Recently, we were at our local toy store, which we go to all the time. Franco likes to play with the train table and there was another boy his same age. They started playing together, shouting out directions like, “move out the way, train coming.” It was super cute and I welcome these informal play experiences since Franco’s an only child.
I spent 20 minutes chatting with the boy’s mother and walked away realizing how much of a bubble I live in—a bubble of severe privilege.
- Like when she asked if I rented or owned.
- Or when she asked if the preschools I had toured were free or whether I would have to pay.
- Or when she told me that the bath toy I was about to buy was half the price at Walmart.
On that last point, I grew up in a household that scoured for the cheapest price, where we rarely turned on the heat and only went out to eat on special occasions.
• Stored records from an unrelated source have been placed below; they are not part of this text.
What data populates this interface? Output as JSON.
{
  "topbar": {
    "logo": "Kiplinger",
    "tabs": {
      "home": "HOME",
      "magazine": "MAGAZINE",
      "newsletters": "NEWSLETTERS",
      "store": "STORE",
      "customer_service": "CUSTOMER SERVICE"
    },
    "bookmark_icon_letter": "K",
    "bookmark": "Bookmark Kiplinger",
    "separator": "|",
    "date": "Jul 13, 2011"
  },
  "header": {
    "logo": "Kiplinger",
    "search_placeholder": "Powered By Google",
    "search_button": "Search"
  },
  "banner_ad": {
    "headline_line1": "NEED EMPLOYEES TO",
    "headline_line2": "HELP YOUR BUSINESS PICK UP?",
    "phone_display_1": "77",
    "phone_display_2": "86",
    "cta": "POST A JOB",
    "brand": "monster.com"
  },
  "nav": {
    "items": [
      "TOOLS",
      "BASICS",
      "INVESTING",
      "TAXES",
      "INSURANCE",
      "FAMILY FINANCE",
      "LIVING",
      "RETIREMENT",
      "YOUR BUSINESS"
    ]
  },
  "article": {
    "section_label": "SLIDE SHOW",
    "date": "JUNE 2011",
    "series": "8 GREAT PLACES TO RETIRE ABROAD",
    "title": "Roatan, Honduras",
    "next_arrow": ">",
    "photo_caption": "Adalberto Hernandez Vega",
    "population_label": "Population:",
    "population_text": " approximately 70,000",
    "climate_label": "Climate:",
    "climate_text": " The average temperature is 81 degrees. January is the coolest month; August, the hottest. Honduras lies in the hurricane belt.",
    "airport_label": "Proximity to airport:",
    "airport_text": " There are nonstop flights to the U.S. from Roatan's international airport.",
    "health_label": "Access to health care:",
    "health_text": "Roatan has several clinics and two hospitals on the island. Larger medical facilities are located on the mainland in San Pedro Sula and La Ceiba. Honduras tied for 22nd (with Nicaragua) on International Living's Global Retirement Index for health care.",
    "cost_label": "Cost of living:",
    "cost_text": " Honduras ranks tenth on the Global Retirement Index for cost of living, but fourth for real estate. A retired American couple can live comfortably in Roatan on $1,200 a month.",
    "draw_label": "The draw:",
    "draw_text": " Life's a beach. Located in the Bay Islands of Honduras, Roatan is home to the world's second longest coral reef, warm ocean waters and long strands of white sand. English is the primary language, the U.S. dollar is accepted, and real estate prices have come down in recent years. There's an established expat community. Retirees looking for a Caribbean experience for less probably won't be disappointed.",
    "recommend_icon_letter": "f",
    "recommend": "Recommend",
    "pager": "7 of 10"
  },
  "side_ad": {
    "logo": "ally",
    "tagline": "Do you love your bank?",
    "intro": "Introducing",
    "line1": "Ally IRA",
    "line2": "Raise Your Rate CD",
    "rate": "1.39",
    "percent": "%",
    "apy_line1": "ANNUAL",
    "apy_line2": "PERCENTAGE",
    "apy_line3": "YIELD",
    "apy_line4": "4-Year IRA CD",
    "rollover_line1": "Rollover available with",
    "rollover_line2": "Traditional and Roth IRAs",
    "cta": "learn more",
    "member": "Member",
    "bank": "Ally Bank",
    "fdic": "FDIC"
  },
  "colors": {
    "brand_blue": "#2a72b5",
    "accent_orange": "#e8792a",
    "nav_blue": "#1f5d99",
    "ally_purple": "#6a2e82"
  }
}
I grew up with an immigrant mindset that is foreign to how I currently live my life.
- As I look to buy Hamilton tickets on the Orpheum theater website.
- Or plan a girls getaway to Portland.
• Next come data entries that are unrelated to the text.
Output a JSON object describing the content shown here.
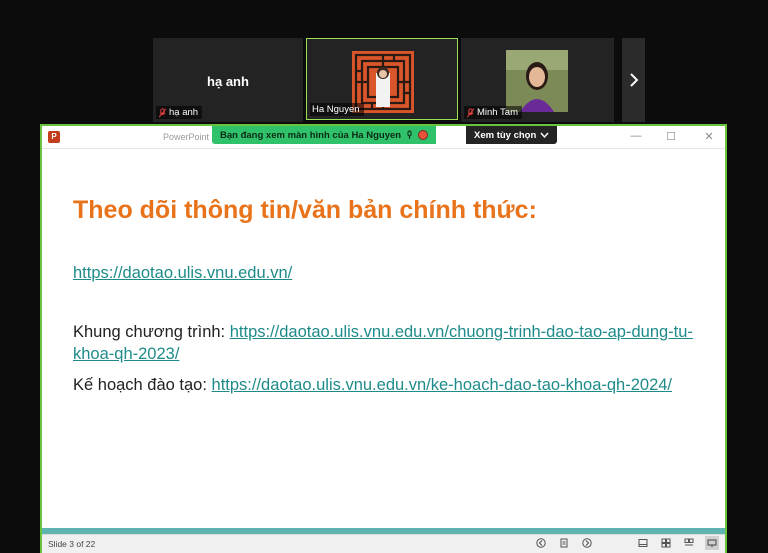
{
  "participants": [
    {
      "center_name": "hạ anh",
      "label": "hạ anh",
      "muted": true
    },
    {
      "label": "Ha Nguyen",
      "muted": false
    },
    {
      "label": "Minh Tam",
      "muted": true
    }
  ],
  "next_icon": "chevron-right-icon",
  "window": {
    "app_title": "PowerPoint",
    "share_banner": "Bạn đang xem màn hình của  Ha Nguyen",
    "view_options": "Xem tùy chọn",
    "controls": {
      "minimize": "—",
      "maximize": "☐",
      "close": "✕"
    }
  },
  "slide": {
    "title": "Theo dõi thông tin/văn bản chính thức:",
    "link_main": "https://daotao.ulis.vnu.edu.vn/",
    "curriculum_label": "Khung chương trình: ",
    "curriculum_link": "https://daotao.ulis.vnu.edu.vn/chuong-trinh-dao-tao-ap-dung-tu-khoa-qh-2023/",
    "plan_label": "Kế hoạch đào tạo: ",
    "plan_link": "https://daotao.ulis.vnu.edu.vn/ke-hoach-dao-tao-khoa-qh-2024/"
  },
  "status": {
    "slide_count": "Slide 3 of 22"
  },
  "colors": {
    "accent_border": "#68c43c",
    "banner": "#2fc26b",
    "title_orange": "#e8731a",
    "link_teal": "#1e8b8a"
  }
}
- Or a family vacation to LA and Palm Springs.
- Or take a day off for International Women’s Day.
Luckily, several things still keep me grounded.
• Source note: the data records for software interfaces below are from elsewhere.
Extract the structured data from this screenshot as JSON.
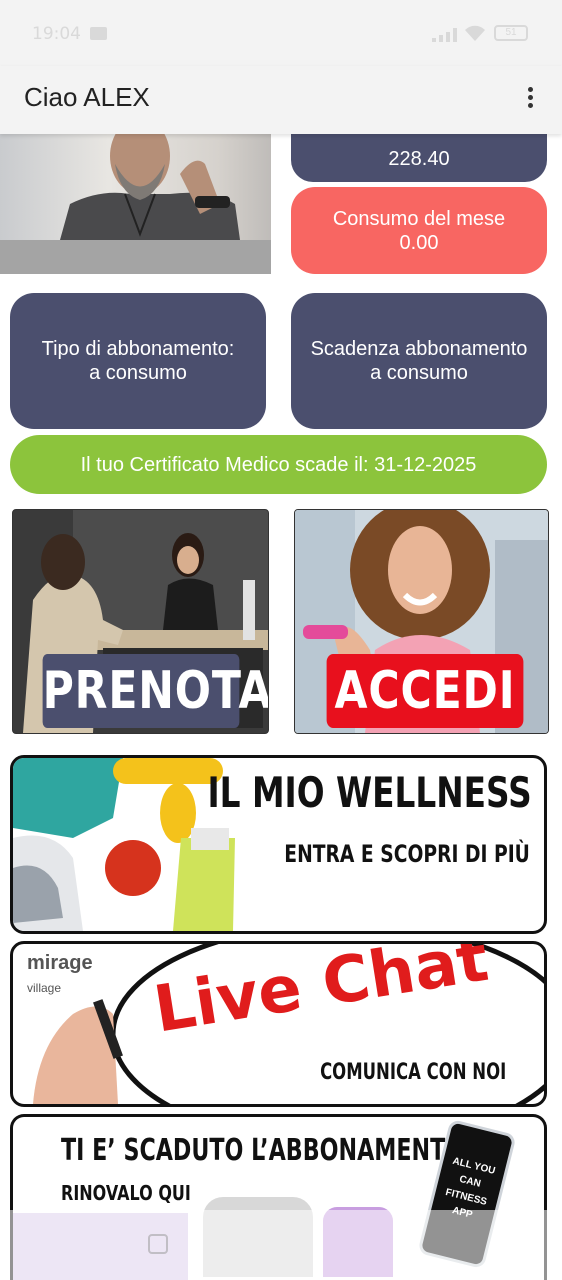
{
  "status_bar": {
    "time": "19:04",
    "battery": "51"
  },
  "app_bar": {
    "title": "Ciao ALEX"
  },
  "cards": {
    "credit_value": "228.40",
    "monthly_consumption_label": "Consumo del mese",
    "monthly_consumption_value": "0.00",
    "subscription_type_label": "Tipo di abbonamento:",
    "subscription_type_value": "a consumo",
    "subscription_expiry_label": "Scadenza abbonamento",
    "subscription_expiry_value": "a consumo",
    "medical_certificate": "Il tuo Certificato Medico scade il: 31-12-2025"
  },
  "tiles": {
    "book_label": "PRENOTA",
    "access_label": "ACCEDI"
  },
  "banners": {
    "wellness_title": "IL MIO WELLNESS",
    "wellness_subtitle": "ENTRA E SCOPRI DI PIÙ",
    "chat_brand": "mirage",
    "chat_brand_sub": "village",
    "chat_title": "Live Chat",
    "chat_subtitle": "COMUNICA CON NOI",
    "renew_title": "TI E’ SCADUTO L’ABBONAMENTO?",
    "renew_subtitle": "RINOVALO QUI",
    "renew_phone_text": "ALL YOU CAN FITNESS APP"
  },
  "colors": {
    "navy": "#4b4f6e",
    "red": "#f86662",
    "green": "#8cc43c",
    "accedi_red": "#e8101d"
  }
}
- Like when my parents frown when we say we are going out to eat again.
- Or when my mom sends me a bill for items that they pickup from Costco or Walmart or Trader Joe’s.
- Or when I go on a shopping spree, but end up returning 90% of the stuff that I bought. It’s that inherent cheapskate in me!
It was challenging being the child of immigrants, being born American, and molded by a tiger mom. But after visiting the Philippines, I grew up with a profound appreciation for what I had.
I think one of my biggest challenges is raising a son who appreciates that 3 of his 4 grandparents are immigrants and that he lives a privileged life. How will I do that?
- Make him volunteer.
- Take him to the Philippines.
- Make him get a job.
I have no idea. Parents: what do you do?